Russia produces typically 3% to 6% of global metals supply and significantly more of the world’s palladium and high-quality iron-ore pellet feed. Metals prices spiked following Russia’s invasion of Ukraine, with mounting concerns about supply disruptions from sanctions and bans adding fuel to the fire.
The knock-on effect of high energy prices on marginal supply costs has kept some metal prices high. Yet despite self-sanctioning, demand for Russian metals remains robust, albeit at more modest price premia. The effectiveness and implications of a future ban on Russian metals hinges on two key questions.
First, will non-sanctioning countries absorb Russian supply and refined output? And, if not, can global supply chains function while alternatives are developed without an extended period of shortage? The answers are likely to come from China. The country could readily absorb Russian metals if they were banned in western markets, but Europe and others will want to ensure that ‘washed’ Russian metal – processed and used in manufactured goods by China – doesn’t simply find its way back in.

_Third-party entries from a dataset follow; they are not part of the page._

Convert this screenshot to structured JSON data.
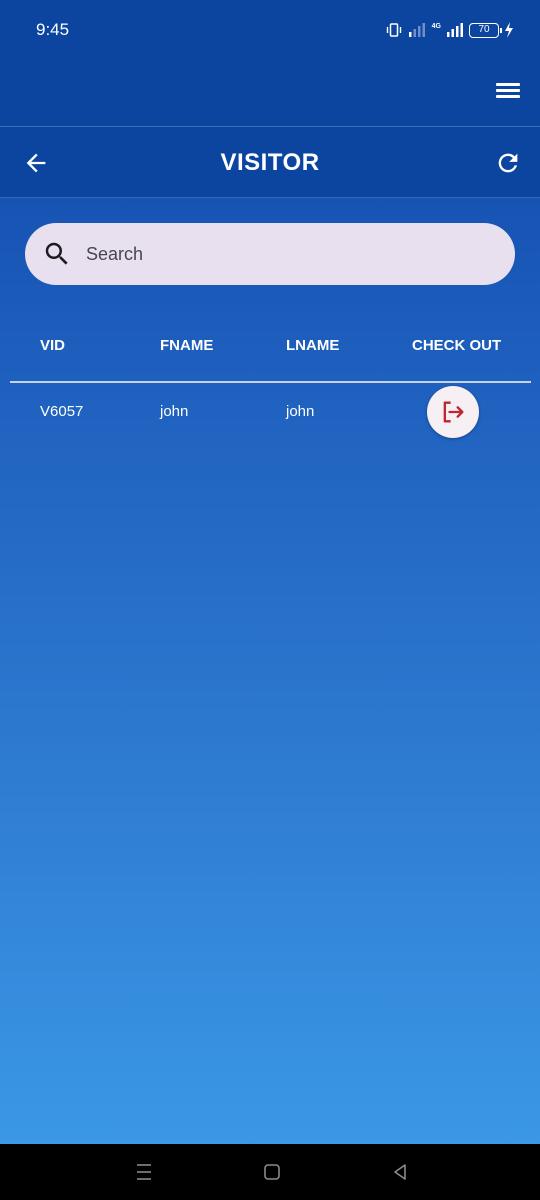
{
  "status_bar": {
    "time": "9:45",
    "battery": "70",
    "network": "4G"
  },
  "header": {
    "title": "VISITOR",
    "icons": [
      "hamburger-menu-icon",
      "arrow-left-icon",
      "refresh-icon"
    ]
  },
  "search": {
    "placeholder": "Search",
    "value": ""
  },
  "table": {
    "columns": [
      "VID",
      "FNAME",
      "LNAME",
      "CHECK OUT"
    ],
    "rows": [
      {
        "vid": "V6057",
        "fname": "john",
        "lname": "john",
        "action_icon": "logout-icon"
      }
    ]
  },
  "colors": {
    "header_bg": "#0c45a0",
    "gradient_bottom": "#3d9ce9",
    "search_bg": "#e8e0ee",
    "checkout_icon": "#c0262d"
  }
}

Alternatively, China could secure raw-material feed from Russia for its dominant smelting and refining sector and leave western markets facing supply deficits and higher prices. If, however, Russian metal was shut out of the global system with minimal redirection to alternative markets, this would very quickly lead to even greater deficits and higher prices. Markets would remain tight for several years until new supply was developed.